**Task goal:**
Could you repeat every entry below word for word, leaving out the pictures?
◇ ◇ ◇
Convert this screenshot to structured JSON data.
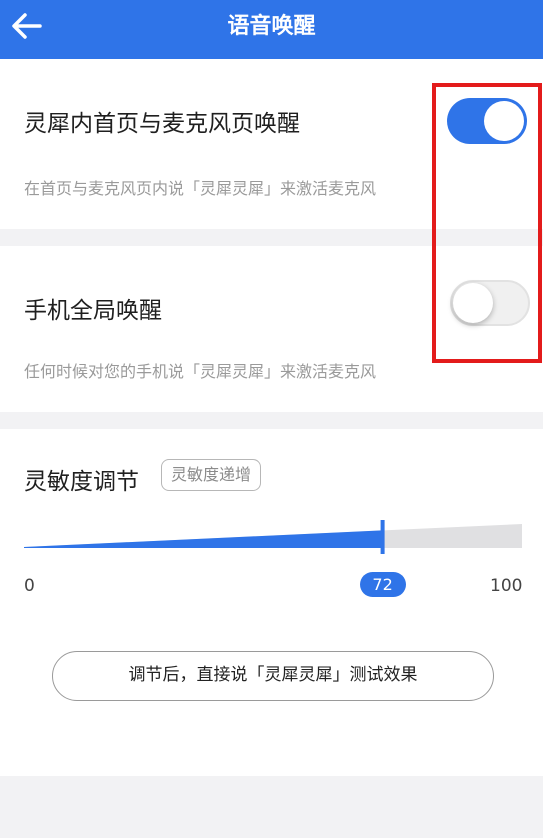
{
  "header": {
    "title": "语音唤醒",
    "back_icon": "arrow-left-icon"
  },
  "home_wakeup": {
    "title": "灵犀内首页与麦克风页唤醒",
    "description": "在首页与麦克风页内说「灵犀灵犀」来激活麦克风",
    "enabled": true
  },
  "global_wakeup": {
    "title": "手机全局唤醒",
    "description": "任何时候对您的手机说「灵犀灵犀」来激活麦克风",
    "enabled": false
  },
  "sensitivity": {
    "title": "灵敏度调节",
    "tag": "灵敏度递增",
    "min_label": "0",
    "max_label": "100",
    "value_label": "72",
    "value": 72,
    "min": 0,
    "max": 100
  },
  "test_button": {
    "label": "调节后，直接说「灵犀灵犀」测试效果"
  },
  "colors": {
    "accent": "#2f74e8",
    "highlight": "#e31b1b"
  }
}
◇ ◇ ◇
**Answer section:**
Convert this screenshot to structured JSON data.
{
  "header": {
    "title": "语音唤醒",
    "back_icon": "arrow-left-icon"
  },
  "home_wakeup": {
    "title": "灵犀内首页与麦克风页唤醒",
    "description": "在首页与麦克风页内说「灵犀灵犀」来激活麦克风",
    "enabled": true
  },
  "global_wakeup": {
    "title": "手机全局唤醒",
    "description": "任何时候对您的手机说「灵犀灵犀」来激活麦克风",
    "enabled": false
  },
  "sensitivity": {
    "title": "灵敏度调节",
    "tag": "灵敏度递增",
    "min_label": "0",
    "max_label": "100",
    "value_label": "72",
    "value": 72,
    "min": 0,
    "max": 100
  },
  "test_button": {
    "label": "调节后，直接说「灵犀灵犀」测试效果"
  },
  "colors": {
    "accent": "#2f74e8",
    "highlight": "#e31b1b"
  }
}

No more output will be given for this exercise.